Bad writing and the inability to explain in terms normal people can understand are the hallmarks of academic writing. Here are two books every academic should read and take to heart to be able to recognize bad prose and learn how to fix it.
Randall Munroe, Thing Explainer: Complicated Stuff in Simple Terms
Munroe is the guy behind the xkcd web comic. In Thing Explainer, he uses his signature style to explain machines and processes in simple drawings and words. He limits himself to the “ten hundred” most common words in English (the word “thousand” did not make the list) to do that. The explanations are by no means simplistic though, and the drawings are very clever and contain lots of little in-jokes.
The small vocabulary used means no jargon, no difficult or unusual words at all. But the beauty of Thing Explainer goes beyond that. Take a look at Up Goer Five and note how he describes the different parts of the rocket: not what they are, but what they do. So much bad academic writing describes things as what they are, but never explains what they are actually good for and why anybody should care.

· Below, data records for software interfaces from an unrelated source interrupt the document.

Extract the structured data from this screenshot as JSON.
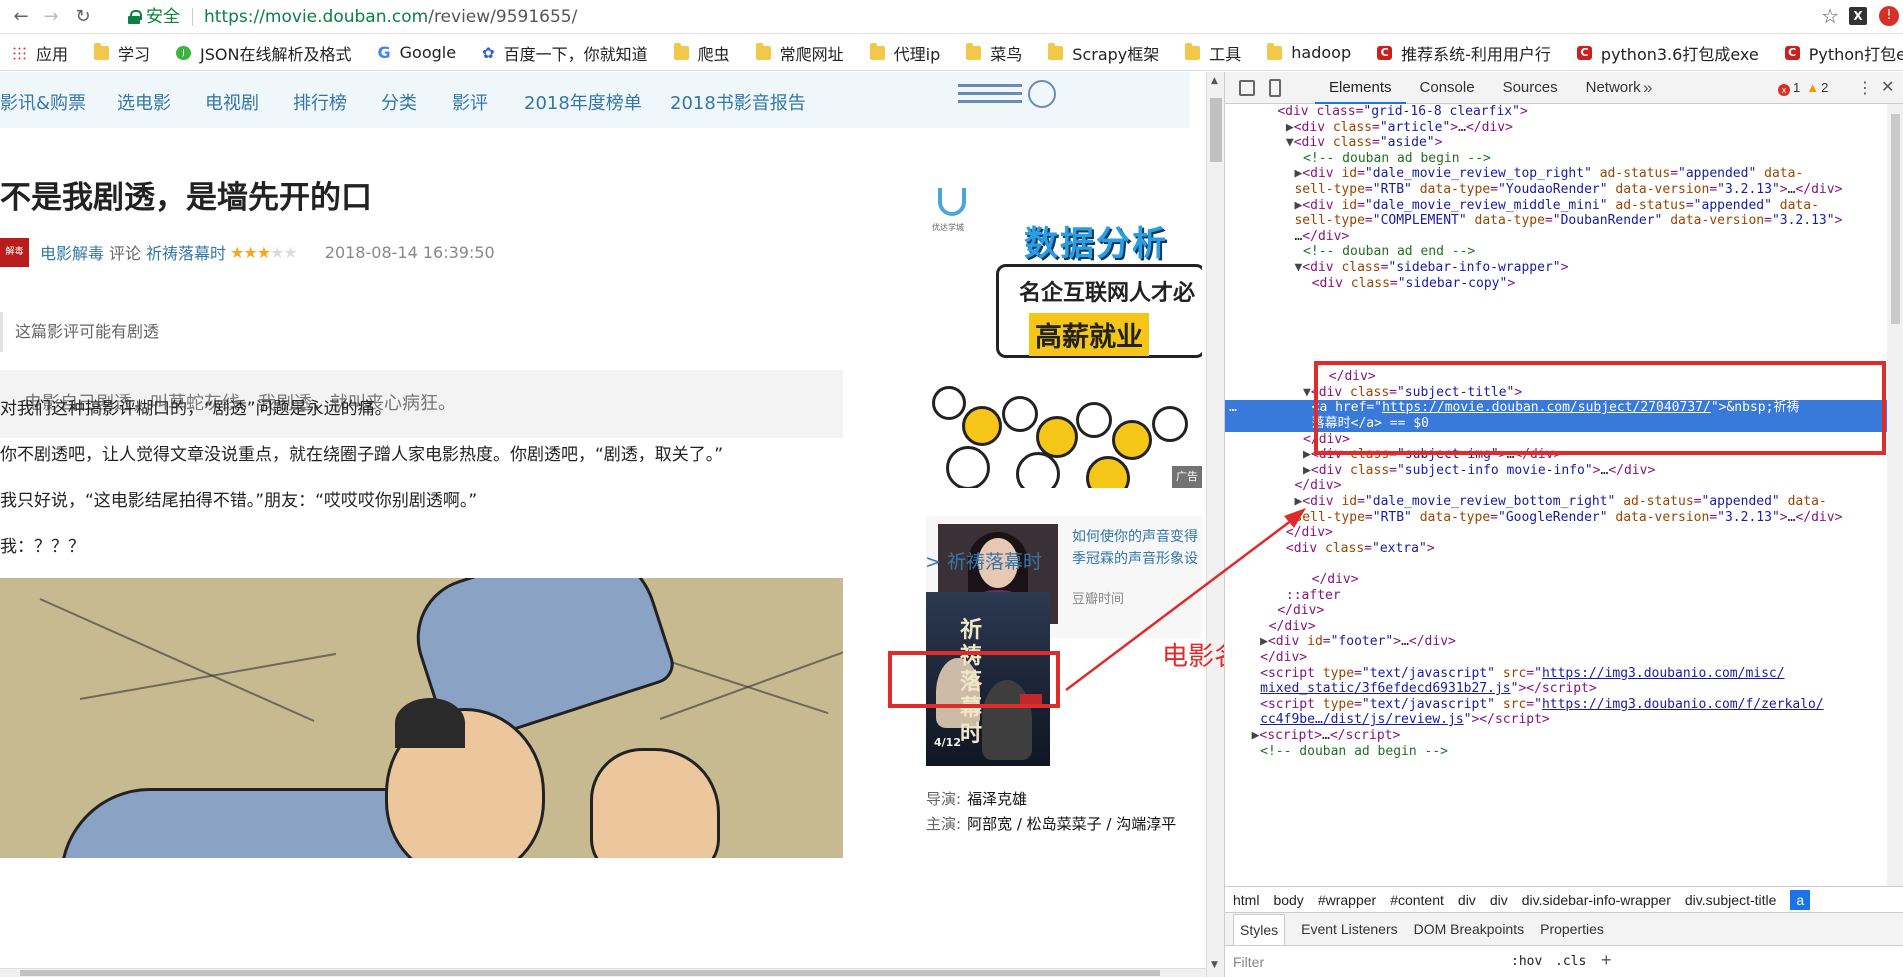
{
  "browser": {
    "secure_label": "安全",
    "url_host": "https://movie.douban.com",
    "url_path": "/review/9591655/",
    "bookmarks": [
      {
        "label": "应用",
        "icon": "apps-grid-icon"
      },
      {
        "label": "学习",
        "icon": "folder-icon"
      },
      {
        "label": "JSON在线解析及格式",
        "icon": "json-site-icon"
      },
      {
        "label": "Google",
        "icon": "google-icon"
      },
      {
        "label": "百度一下，你就知道",
        "icon": "baidu-icon"
      },
      {
        "label": "爬虫",
        "icon": "folder-icon"
      },
      {
        "label": "常爬网址",
        "icon": "folder-icon"
      },
      {
        "label": "代理ip",
        "icon": "folder-icon"
      },
      {
        "label": "菜鸟",
        "icon": "folder-icon"
      },
      {
        "label": "Scrapy框架",
        "icon": "folder-icon"
      },
      {
        "label": "工具",
        "icon": "folder-icon"
      },
      {
        "label": "hadoop",
        "icon": "folder-icon"
      },
      {
        "label": "推荐系统-利用用户行",
        "icon": "csdn-icon"
      },
      {
        "label": "python3.6打包成exe",
        "icon": "csdn-icon"
      },
      {
        "label": "Python打包exe文件",
        "icon": "csdn-icon"
      }
    ]
  },
  "page": {
    "nav": [
      "影讯&购票",
      "选电影",
      "电视剧",
      "排行榜",
      "分类",
      "影评",
      "2018年度榜单",
      "2018书影音报告"
    ],
    "review_title": "不是我剧透，是墙先开的口",
    "avatar_text": "解毒",
    "author": "电影解毒",
    "review_word": "评论",
    "movie": "祈祷落幕时",
    "rating": 3,
    "rating_max": 5,
    "date": "2018-08-14 16:39:50",
    "spoiler": "这篇影评可能有剧透",
    "quote": "电影自己剧透，叫草蛇灰线。我剧透，就叫丧心病狂。",
    "paragraphs": [
      "对我们这种搞影评糊口的，“剧透”问题是永远的痛。",
      "你不剧透吧，让人觉得文章没说重点，就在绕圈子蹭人家电影热度。你剧透吧，“剧透，取关了。”",
      "我只好说，“这电影结尾拍得不错。”朋友：“哎哎哎你别剧透啊。”",
      "我：？？？"
    ],
    "sidebar": {
      "ad_logo_text": "优达学城",
      "ad_title": "数据分析师",
      "ad_sub1": "名企互联网人才必",
      "ad_sub2": "高薪就业",
      "ad_badge": "广告",
      "ad2_line1": "如何使你的声音变得",
      "ad2_line2": "季冠霖的声音形象设",
      "ad2_source": "豆瓣时间",
      "subject_title": "> 祈祷落幕时",
      "poster_title": "祈祷落幕时",
      "poster_date": "4/12",
      "director_label": "导演:",
      "director": "福泽克雄",
      "cast_label": "主演:",
      "cast": "阿部宽 / 松岛菜菜子 / 沟端淳平"
    },
    "annotation": "电影名"
  },
  "devtools": {
    "tabs": [
      "Elements",
      "Console",
      "Sources",
      "Network"
    ],
    "more": "»",
    "errors": "1",
    "warnings": "2",
    "lines": [
      {
        "indent": 8,
        "html": "<span class='tg'>&lt;div class=</span><span class='av'>\"grid-16-8 clearfix\"</span><span class='tg'>&gt;</span>"
      },
      {
        "indent": 10,
        "tri": "▶",
        "html": "<span class='tg'>&lt;div </span><span class='an'>class</span><span class='tg'>=</span><span class='av'>\"article\"</span><span class='tg'>&gt;</span><span class='tx'>…</span><span class='tg'>&lt;/div&gt;</span>"
      },
      {
        "indent": 10,
        "tri": "▼",
        "html": "<span class='tg'>&lt;div </span><span class='an'>class</span><span class='tg'>=</span><span class='av'>\"aside\"</span><span class='tg'>&gt;</span>"
      },
      {
        "indent": 14,
        "html": "<span class='cm'>&lt;!-- douban ad begin --&gt;</span>"
      },
      {
        "indent": 12,
        "tri": "▶",
        "html": "<span class='tg'>&lt;div </span><span class='an'>id</span><span class='tg'>=</span><span class='av'>\"dale_movie_review_top_right\"</span> <span class='an'>ad-status</span><span class='tg'>=</span><span class='av'>\"appended\"</span> <span class='an'>data-</span>"
      },
      {
        "indent": 12,
        "html": "<span class='an'>sell-type</span><span class='tg'>=</span><span class='av'>\"RTB\"</span> <span class='an'>data-type</span><span class='tg'>=</span><span class='av'>\"YoudaoRender\"</span> <span class='an'>data-version</span><span class='tg'>=</span><span class='av'>\"3.2.13\"</span><span class='tg'>&gt;</span><span class='tx'>…</span><span class='tg'>&lt;/div&gt;</span>"
      },
      {
        "indent": 12,
        "tri": "▶",
        "html": "<span class='tg'>&lt;div </span><span class='an'>id</span><span class='tg'>=</span><span class='av'>\"dale_movie_review_middle_mini\"</span> <span class='an'>ad-status</span><span class='tg'>=</span><span class='av'>\"appended\"</span> <span class='an'>data-</span>"
      },
      {
        "indent": 12,
        "html": "<span class='an'>sell-type</span><span class='tg'>=</span><span class='av'>\"COMPLEMENT\"</span> <span class='an'>data-type</span><span class='tg'>=</span><span class='av'>\"DoubanRender\"</span> <span class='an'>data-version</span><span class='tg'>=</span><span class='av'>\"3.2.13\"</span><span class='tg'>&gt;</span>"
      },
      {
        "indent": 12,
        "html": "<span class='tx'>…</span><span class='tg'>&lt;/div&gt;</span>"
      },
      {
        "indent": 14,
        "html": "<span class='cm'>&lt;!-- douban ad end --&gt;</span>"
      },
      {
        "indent": 12,
        "tri": "▼",
        "html": "<span class='tg'>&lt;div </span><span class='an'>class</span><span class='tg'>=</span><span class='av'>\"sidebar-info-wrapper\"</span><span class='tg'>&gt;</span>"
      },
      {
        "indent": 16,
        "html": "<span class='tg'>&lt;div </span><span class='an'>class</span><span class='tg'>=</span><span class='av'>\"sidebar-copy\"</span><span class='tg'>&gt;</span>"
      },
      {
        "indent": 0,
        "html": ""
      },
      {
        "indent": 0,
        "html": ""
      },
      {
        "indent": 0,
        "html": ""
      },
      {
        "indent": 0,
        "html": ""
      },
      {
        "indent": 0,
        "html": ""
      },
      {
        "indent": 20,
        "html": "<span class='tg'>&lt;/div&gt;</span>"
      },
      {
        "indent": 14,
        "tri": "▼",
        "html": "<span class='tg'>&lt;div </span><span class='an'>class</span><span class='tg'>=</span><span class='av'>\"subject-title\"</span><span class='tg'>&gt;</span>"
      },
      {
        "indent": 16,
        "sel": true,
        "html": "<span class='tg'>&lt;a </span><span class='an'>href</span><span class='tg'>=</span><span class='av'>\"</span><span class='lk'>https://movie.douban.com/subject/27040737/</span><span class='av'>\"</span><span class='tg'>&gt;</span><span class='tx'>&amp;nbsp;祈祷</span>"
      },
      {
        "indent": 16,
        "sel": true,
        "html": "<span class='tx'>落幕时</span><span class='tg'>&lt;/a&gt;</span><span class='tx'> == $0</span>"
      },
      {
        "indent": 14,
        "html": "<span class='tg'>&lt;/div&gt;</span>"
      },
      {
        "indent": 14,
        "tri": "▶",
        "html": "<span class='tg'>&lt;div </span><span class='an'>class</span><span class='tg'>=</span><span class='av'>\"subject-img\"</span><span class='tg'>&gt;</span><span class='tx'>…</span><span class='tg'>&lt;/div&gt;</span>"
      },
      {
        "indent": 14,
        "tri": "▶",
        "html": "<span class='tg'>&lt;div </span><span class='an'>class</span><span class='tg'>=</span><span class='av'>\"subject-info movie-info\"</span><span class='tg'>&gt;</span><span class='tx'>…</span><span class='tg'>&lt;/div&gt;</span>"
      },
      {
        "indent": 12,
        "html": "<span class='tg'>&lt;/div&gt;</span>"
      },
      {
        "indent": 12,
        "tri": "▶",
        "html": "<span class='tg'>&lt;div </span><span class='an'>id</span><span class='tg'>=</span><span class='av'>\"dale_movie_review_bottom_right\"</span> <span class='an'>ad-status</span><span class='tg'>=</span><span class='av'>\"appended\"</span> <span class='an'>data-</span>"
      },
      {
        "indent": 12,
        "html": "<span class='an'>sell-type</span><span class='tg'>=</span><span class='av'>\"RTB\"</span> <span class='an'>data-type</span><span class='tg'>=</span><span class='av'>\"GoogleRender\"</span> <span class='an'>data-version</span><span class='tg'>=</span><span class='av'>\"3.2.13\"</span><span class='tg'>&gt;</span><span class='tx'>…</span><span class='tg'>&lt;/div&gt;</span>"
      },
      {
        "indent": 10,
        "html": "<span class='tg'>&lt;/div&gt;</span>"
      },
      {
        "indent": 10,
        "html": "<span class='tg'>&lt;div </span><span class='an'>class</span><span class='tg'>=</span><span class='av'>\"extra\"</span><span class='tg'>&gt;</span>"
      },
      {
        "indent": 0,
        "html": ""
      },
      {
        "indent": 16,
        "html": "<span class='tg'>&lt;/div&gt;</span>"
      },
      {
        "indent": 10,
        "html": "<span class='ps'>::after</span>"
      },
      {
        "indent": 8,
        "html": "<span class='tg'>&lt;/div&gt;</span>"
      },
      {
        "indent": 6,
        "html": "<span class='tg'>&lt;/div&gt;</span>"
      },
      {
        "indent": 4,
        "tri": "▶",
        "html": "<span class='tg'>&lt;div </span><span class='an'>id</span><span class='tg'>=</span><span class='av'>\"footer\"</span><span class='tg'>&gt;</span><span class='tx'>…</span><span class='tg'>&lt;/div&gt;</span>"
      },
      {
        "indent": 4,
        "html": "<span class='tg'>&lt;/div&gt;</span>"
      },
      {
        "indent": 4,
        "html": "<span class='tg'>&lt;script </span><span class='an'>type</span><span class='tg'>=</span><span class='av'>\"text/javascript\"</span> <span class='an'>src</span><span class='tg'>=</span><span class='av'>\"</span><span class='lk'>https://img3.doubanio.com/misc/</span>"
      },
      {
        "indent": 4,
        "html": "<span class='lk'>mixed_static/3f6efdecd6931b27.js</span><span class='av'>\"</span><span class='tg'>&gt;&lt;/script&gt;</span>"
      },
      {
        "indent": 4,
        "html": "<span class='tg'>&lt;script </span><span class='an'>type</span><span class='tg'>=</span><span class='av'>\"text/javascript\"</span> <span class='an'>src</span><span class='tg'>=</span><span class='av'>\"</span><span class='lk'>https://img3.doubanio.com/f/zerkalo/</span>"
      },
      {
        "indent": 4,
        "html": "<span class='lk'>cc4f9be…/dist/js/review.js</span><span class='av'>\"</span><span class='tg'>&gt;&lt;/script&gt;</span>"
      },
      {
        "indent": 2,
        "tri": "▶",
        "html": "<span class='tg'>&lt;script&gt;</span><span class='tx'>…</span><span class='tg'>&lt;/script&gt;</span>"
      },
      {
        "indent": 4,
        "html": "<span class='cm'>&lt;!-- douban ad begin --&gt;</span>"
      }
    ],
    "breadcrumbs": [
      "html",
      "body",
      "#wrapper",
      "#content",
      "div",
      "div",
      "div.sidebar-info-wrapper",
      "div.subject-title",
      "a"
    ],
    "subtabs": [
      "Styles",
      "Event Listeners",
      "DOM Breakpoints",
      "Properties"
    ],
    "filter_placeholder": "Filter",
    "hov": ":hov",
    "cls": ".cls",
    "plus": "+",
    "ellipsis": "…"
  }
}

Munroe has also created a clever little web app that will flag words not on the list of one thousand most common. That certainly isn’t a practical way to write, whether academic papers or blog postings. But it’s instructive to see just how many words you’d expect to be extremely common really are not.
Steven Pinker, The Sense of Style: The Thinking Person’s Guide to Writing in the 21st Century
Steven Pinker’s book The Sense of Style is not just a book about grammar and how to write well, but it’s actually written very well itself. Pinker’s writing is lively, witty, crystal clear, and simply a pleasure to read. Just reading a page or two is a great way to prime yourself before you sit down to write. It will improve your paper, book, or whatever you’re working on.
What does a psychologist know about grammar? Pinker is not just extremely smart and one of the world’s leading psychologists, but also the chair of the usage panel of The American Heritage Dictionary. This man knows his stuff. And it shows in every single rule he explains and myth he dispels.
And there are many myths and nonsensical rules (like, never start a sentence with and). About a third of the book is a long list of topics that he works through methodically. That part feels like a bit of a laundry list, but it also serves as a useful reference when deciding what to do or when settling an argument.
Pinker is very respectful, but he’s also clear in his criticism. While he keeps talking about Strunk and White in a referential tone, he also demolishes large parts of the nonsense that book is spreading (and points to some of the internal inconsistencies and errors it contains).
The Sense of Style is the book to replace Strunk and White. It’s high time, too. Pinker’s book is based on real research, a much better understanding of language, and the way language is used today (instead of 100 years ago).
Help End Bad Writing
The two books are very different, which makes them such a beautifully complementary pair. One explains grammar and good writing in great detail, the other puts it into practice in a fun and engaging way. Both are very insightful and can teach you a lot about what it means to communicate well.
Both also make great gifts. No academic can be offended to be given a book written by Steven Pinker, and no nerd(y academic) can object to a book from Mr. xkcd.